Yesterday, I decided to take care of a self-imposed errand that had been in the back of my mind since we moved here – to bicycle over the Sagamore Bridge, along the north canal bike path, and then back over the Bourne Bridge. I’ve driven over these dozens of times, always lamenting that I couldn’t just stop and enjoy the views. Much easier to do so on a bicycle.

About a mile or so west of the Sagamore Bridge, I briefly noticed a monument of some sort above and to my right. I took several seconds to think through ‘I want to finish this ride, no, I’m not in a hurry, probably its not worth looking at, maybe it is…’ and screech to a halt. I turned the bike around, pedaled to the monument, and climbed the twenty or so steps to its base.
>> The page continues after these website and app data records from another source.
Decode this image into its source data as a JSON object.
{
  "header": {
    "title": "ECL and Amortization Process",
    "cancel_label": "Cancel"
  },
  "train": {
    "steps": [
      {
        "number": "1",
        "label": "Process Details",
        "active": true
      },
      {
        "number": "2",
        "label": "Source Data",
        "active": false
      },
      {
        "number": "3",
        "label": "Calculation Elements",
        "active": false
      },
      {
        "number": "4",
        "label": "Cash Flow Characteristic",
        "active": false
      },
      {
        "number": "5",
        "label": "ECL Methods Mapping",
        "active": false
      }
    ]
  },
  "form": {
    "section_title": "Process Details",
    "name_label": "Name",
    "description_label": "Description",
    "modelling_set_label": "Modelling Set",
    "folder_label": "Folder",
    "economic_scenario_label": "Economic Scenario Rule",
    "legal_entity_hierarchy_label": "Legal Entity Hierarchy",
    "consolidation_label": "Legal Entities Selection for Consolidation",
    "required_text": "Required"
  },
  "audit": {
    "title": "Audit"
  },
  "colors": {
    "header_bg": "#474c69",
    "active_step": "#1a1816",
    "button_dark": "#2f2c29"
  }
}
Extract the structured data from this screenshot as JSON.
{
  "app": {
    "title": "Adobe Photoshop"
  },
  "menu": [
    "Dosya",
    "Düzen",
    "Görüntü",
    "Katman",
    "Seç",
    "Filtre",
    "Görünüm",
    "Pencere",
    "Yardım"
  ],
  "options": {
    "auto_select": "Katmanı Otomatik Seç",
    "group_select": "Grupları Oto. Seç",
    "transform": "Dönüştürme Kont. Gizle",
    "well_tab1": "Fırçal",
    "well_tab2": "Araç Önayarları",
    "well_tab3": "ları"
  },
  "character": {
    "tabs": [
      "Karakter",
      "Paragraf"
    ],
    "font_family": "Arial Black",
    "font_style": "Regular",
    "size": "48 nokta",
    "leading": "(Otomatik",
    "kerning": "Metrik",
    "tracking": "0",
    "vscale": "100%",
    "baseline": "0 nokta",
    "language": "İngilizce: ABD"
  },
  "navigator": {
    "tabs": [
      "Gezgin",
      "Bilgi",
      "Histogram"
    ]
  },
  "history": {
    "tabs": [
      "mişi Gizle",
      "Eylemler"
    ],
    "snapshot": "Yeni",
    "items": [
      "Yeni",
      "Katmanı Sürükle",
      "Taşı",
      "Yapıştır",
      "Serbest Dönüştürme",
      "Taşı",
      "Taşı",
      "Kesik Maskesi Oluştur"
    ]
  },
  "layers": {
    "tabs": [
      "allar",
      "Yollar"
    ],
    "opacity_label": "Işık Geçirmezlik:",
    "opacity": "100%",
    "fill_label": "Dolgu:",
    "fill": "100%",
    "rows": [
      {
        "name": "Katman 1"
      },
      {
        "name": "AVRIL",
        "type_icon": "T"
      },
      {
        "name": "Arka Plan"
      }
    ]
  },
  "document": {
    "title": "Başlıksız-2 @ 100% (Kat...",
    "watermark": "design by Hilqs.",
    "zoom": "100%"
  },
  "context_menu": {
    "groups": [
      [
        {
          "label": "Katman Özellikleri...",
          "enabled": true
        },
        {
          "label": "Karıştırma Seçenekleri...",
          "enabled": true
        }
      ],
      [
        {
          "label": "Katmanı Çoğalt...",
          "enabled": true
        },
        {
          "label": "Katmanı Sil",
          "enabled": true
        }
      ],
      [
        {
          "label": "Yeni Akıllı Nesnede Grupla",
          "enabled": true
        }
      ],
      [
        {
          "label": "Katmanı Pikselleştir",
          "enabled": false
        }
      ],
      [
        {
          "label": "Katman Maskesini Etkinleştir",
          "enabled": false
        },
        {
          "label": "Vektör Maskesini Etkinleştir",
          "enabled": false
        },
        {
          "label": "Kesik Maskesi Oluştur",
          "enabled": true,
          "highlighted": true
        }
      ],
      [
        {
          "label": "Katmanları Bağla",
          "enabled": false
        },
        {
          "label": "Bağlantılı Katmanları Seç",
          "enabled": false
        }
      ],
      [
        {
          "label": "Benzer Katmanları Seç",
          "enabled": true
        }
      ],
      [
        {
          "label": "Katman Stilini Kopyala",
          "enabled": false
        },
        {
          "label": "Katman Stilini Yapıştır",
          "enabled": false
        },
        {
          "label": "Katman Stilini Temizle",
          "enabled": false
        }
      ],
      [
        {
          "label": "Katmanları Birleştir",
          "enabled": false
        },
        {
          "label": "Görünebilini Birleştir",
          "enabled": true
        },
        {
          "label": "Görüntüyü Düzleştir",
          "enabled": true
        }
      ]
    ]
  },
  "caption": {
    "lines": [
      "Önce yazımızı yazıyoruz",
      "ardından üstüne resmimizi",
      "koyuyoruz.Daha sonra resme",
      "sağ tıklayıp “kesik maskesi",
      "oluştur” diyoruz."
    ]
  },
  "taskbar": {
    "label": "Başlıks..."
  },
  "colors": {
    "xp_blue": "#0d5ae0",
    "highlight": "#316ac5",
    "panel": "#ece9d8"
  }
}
Quite the contrast to a beautiful spring day, the morning haze just starting to lift.

I imagine of all the ways to go, drowning in a breached submarine has to be among the worst. Small solace that a war was being slowly, painfully, won on the surface above.

The monument speaks of 3500-plus men who realized the importance of what they were doing, and did it. I’m indebted to them – if they hadn’t done so, I’d probably be writing this in German. Or given my religion, more likely not writing it at all.

I can’t help but reflect on what those men were at the age of eighteen, and what I was at that age. It wasn’t that many years that separated us – only about thirty or so. But somehow, they ‘got’ something that I didn’t, and I’m only beginning to understand now. Why? I’m not sure; it bears further investigation. But in the mean time, I can still be grateful for their deeds.

Rest in peace.